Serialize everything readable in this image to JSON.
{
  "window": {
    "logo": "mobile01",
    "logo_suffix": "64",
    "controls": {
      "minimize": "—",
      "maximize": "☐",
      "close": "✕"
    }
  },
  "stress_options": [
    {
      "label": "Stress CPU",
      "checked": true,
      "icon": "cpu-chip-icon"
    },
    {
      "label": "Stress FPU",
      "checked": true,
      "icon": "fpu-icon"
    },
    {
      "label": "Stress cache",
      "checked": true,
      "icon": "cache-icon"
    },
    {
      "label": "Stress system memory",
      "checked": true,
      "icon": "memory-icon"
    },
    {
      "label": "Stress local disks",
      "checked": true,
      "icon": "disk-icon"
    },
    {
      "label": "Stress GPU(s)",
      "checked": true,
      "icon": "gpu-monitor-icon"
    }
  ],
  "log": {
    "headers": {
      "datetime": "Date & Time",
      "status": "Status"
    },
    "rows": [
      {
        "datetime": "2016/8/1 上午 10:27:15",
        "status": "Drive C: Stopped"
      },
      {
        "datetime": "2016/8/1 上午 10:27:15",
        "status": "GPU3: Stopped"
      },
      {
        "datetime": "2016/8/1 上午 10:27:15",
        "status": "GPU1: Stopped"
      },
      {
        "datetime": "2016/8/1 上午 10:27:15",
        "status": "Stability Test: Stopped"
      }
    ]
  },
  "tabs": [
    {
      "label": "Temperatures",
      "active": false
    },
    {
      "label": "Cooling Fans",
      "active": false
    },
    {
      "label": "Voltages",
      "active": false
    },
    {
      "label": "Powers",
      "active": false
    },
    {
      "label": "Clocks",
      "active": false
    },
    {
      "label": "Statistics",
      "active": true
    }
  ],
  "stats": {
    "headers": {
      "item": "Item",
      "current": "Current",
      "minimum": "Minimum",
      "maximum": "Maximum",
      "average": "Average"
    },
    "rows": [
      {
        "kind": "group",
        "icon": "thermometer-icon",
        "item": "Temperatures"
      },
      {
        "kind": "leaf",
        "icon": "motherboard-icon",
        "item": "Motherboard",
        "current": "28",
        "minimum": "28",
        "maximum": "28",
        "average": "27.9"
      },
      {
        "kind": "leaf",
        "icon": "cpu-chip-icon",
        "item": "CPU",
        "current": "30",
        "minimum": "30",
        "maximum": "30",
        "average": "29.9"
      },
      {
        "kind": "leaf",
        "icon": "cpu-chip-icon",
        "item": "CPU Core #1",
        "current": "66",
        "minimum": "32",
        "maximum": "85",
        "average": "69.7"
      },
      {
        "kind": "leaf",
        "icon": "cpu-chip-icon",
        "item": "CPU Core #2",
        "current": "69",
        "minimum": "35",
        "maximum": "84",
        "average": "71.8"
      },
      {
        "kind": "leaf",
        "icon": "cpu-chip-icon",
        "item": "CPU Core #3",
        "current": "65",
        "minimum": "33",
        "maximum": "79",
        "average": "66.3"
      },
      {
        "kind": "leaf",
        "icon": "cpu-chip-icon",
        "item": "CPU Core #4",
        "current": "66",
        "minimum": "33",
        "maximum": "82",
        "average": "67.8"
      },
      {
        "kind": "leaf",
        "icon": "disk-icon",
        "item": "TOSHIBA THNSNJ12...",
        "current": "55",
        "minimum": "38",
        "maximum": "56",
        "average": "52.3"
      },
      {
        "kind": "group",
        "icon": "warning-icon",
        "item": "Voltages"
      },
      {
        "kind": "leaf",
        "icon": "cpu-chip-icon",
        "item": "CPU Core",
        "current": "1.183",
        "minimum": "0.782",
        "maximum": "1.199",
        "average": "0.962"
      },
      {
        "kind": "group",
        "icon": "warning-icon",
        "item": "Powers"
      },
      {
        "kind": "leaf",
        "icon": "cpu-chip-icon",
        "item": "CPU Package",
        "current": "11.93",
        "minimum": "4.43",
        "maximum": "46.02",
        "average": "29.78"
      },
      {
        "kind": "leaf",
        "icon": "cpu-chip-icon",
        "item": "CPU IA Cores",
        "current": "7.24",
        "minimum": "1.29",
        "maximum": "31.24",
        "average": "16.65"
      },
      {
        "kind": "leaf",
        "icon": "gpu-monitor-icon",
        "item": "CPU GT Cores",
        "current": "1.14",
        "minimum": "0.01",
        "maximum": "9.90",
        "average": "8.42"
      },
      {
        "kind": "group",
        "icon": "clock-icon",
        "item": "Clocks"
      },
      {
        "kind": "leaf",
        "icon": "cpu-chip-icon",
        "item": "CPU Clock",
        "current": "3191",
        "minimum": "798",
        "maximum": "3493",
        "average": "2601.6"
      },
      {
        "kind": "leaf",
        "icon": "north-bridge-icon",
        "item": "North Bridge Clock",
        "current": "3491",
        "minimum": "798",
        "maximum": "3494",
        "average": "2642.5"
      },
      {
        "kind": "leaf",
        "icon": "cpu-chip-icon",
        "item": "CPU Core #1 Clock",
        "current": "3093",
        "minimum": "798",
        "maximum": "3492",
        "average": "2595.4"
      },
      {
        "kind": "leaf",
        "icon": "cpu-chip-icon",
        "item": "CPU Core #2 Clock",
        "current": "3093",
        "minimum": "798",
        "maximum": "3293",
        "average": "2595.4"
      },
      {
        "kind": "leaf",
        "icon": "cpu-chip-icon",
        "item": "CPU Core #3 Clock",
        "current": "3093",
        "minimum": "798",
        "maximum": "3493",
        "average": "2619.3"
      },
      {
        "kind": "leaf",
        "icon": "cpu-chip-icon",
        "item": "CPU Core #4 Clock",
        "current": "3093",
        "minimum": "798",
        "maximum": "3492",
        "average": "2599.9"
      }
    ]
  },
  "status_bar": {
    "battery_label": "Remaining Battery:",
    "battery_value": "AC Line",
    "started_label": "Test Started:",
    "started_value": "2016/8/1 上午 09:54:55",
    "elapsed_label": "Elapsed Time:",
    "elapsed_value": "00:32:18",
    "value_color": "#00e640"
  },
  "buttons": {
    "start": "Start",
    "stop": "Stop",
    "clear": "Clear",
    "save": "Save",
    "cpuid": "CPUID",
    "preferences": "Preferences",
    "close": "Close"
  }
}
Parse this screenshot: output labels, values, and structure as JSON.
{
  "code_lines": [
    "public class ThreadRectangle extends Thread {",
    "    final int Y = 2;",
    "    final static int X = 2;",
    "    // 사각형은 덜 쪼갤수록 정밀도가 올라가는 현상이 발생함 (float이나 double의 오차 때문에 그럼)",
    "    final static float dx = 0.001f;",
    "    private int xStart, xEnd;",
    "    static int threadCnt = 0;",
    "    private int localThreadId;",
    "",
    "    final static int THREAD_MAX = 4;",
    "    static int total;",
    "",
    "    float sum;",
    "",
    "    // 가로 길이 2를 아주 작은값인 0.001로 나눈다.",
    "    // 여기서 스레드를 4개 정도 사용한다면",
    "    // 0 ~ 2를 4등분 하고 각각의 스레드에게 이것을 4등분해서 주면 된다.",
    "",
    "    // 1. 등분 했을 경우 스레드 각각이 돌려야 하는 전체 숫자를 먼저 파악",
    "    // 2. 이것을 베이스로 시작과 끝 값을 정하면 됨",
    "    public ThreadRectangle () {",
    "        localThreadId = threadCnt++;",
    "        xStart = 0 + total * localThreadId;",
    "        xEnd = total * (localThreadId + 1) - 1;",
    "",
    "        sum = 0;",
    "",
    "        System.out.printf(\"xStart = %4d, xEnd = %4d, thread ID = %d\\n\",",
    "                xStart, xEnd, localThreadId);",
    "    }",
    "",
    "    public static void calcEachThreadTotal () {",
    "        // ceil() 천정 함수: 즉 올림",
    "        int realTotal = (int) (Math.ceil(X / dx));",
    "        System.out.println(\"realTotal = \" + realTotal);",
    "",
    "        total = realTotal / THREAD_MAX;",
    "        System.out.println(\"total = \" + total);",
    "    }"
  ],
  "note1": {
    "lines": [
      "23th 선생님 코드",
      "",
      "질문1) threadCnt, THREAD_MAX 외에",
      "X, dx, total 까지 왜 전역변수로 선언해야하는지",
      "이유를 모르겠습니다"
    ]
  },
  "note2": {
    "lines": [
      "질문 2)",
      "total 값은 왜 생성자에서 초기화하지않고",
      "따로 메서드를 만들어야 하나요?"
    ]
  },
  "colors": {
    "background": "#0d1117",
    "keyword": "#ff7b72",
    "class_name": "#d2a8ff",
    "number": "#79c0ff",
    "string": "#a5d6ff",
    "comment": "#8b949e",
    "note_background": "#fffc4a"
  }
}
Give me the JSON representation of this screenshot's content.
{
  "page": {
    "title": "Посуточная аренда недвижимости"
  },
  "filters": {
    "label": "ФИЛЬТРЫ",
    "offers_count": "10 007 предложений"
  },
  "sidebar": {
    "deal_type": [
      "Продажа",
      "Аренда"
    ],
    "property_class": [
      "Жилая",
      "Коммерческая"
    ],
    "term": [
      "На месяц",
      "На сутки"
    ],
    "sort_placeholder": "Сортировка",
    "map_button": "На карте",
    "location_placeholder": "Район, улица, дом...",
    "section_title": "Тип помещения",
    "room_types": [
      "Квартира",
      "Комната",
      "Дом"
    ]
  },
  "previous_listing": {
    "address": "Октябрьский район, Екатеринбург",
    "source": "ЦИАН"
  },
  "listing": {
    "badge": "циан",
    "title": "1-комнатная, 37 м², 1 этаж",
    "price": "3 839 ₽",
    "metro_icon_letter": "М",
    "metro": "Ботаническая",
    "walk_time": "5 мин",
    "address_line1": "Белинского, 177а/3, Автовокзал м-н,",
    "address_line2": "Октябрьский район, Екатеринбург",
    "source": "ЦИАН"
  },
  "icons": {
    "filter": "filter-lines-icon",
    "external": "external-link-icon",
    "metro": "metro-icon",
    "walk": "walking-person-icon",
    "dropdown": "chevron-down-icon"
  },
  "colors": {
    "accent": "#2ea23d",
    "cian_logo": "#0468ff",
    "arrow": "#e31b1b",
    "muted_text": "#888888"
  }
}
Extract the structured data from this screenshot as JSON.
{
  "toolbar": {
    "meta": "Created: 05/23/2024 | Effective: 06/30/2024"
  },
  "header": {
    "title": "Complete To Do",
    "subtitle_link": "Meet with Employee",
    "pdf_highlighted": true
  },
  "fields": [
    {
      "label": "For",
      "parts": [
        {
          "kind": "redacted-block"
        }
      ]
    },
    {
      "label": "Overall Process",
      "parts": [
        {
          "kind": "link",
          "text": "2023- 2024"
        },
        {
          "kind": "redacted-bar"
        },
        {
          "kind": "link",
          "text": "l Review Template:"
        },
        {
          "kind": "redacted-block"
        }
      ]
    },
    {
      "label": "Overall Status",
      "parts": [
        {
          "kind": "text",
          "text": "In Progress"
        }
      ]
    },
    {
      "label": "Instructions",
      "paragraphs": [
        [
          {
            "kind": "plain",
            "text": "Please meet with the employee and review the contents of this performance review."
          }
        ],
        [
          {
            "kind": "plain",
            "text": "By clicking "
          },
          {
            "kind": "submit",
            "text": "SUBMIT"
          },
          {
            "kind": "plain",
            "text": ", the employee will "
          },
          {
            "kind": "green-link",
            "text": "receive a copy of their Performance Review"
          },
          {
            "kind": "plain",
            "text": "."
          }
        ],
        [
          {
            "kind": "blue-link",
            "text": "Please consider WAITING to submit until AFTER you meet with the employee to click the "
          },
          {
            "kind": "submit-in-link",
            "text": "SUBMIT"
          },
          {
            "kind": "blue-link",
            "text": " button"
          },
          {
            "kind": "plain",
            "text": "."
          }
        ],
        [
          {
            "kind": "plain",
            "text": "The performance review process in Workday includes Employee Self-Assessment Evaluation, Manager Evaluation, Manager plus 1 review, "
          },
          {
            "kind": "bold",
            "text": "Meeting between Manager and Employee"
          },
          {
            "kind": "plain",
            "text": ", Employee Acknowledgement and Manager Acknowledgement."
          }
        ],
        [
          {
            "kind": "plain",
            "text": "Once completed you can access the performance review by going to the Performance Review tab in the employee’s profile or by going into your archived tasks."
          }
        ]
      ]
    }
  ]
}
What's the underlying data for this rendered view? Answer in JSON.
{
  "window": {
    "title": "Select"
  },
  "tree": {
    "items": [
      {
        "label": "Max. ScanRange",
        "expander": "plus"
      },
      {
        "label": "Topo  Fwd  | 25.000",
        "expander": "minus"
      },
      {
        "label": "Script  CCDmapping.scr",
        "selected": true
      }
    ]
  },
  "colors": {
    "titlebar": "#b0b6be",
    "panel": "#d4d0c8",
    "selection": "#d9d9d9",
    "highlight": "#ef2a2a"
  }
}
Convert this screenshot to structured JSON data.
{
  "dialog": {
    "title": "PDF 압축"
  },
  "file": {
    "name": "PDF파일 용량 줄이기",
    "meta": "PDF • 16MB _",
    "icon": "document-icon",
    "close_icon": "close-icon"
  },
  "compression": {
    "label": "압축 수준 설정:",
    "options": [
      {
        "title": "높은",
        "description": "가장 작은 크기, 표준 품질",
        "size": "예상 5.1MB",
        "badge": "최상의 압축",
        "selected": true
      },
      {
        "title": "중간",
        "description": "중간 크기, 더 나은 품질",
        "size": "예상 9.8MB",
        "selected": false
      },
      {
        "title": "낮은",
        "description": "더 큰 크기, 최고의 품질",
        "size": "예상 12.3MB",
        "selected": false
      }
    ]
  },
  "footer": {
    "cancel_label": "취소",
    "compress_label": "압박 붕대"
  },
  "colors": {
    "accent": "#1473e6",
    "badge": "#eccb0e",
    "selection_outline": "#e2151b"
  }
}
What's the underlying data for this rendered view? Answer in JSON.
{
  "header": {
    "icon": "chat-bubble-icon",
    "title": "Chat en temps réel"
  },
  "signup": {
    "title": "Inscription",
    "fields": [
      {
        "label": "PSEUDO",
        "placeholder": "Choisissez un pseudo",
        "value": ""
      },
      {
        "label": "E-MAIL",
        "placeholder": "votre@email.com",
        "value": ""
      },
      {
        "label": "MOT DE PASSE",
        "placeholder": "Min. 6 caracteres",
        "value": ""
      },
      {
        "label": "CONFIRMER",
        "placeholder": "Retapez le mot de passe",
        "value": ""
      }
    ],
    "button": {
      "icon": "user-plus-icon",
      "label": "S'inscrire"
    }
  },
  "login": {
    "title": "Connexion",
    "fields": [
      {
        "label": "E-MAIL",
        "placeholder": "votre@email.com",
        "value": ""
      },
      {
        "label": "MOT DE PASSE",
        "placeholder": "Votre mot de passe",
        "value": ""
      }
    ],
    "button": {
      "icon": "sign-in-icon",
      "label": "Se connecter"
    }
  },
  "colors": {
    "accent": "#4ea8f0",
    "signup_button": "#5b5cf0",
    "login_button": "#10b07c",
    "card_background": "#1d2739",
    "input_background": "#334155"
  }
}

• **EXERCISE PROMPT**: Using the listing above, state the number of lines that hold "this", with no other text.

• **SOLUTION**: 8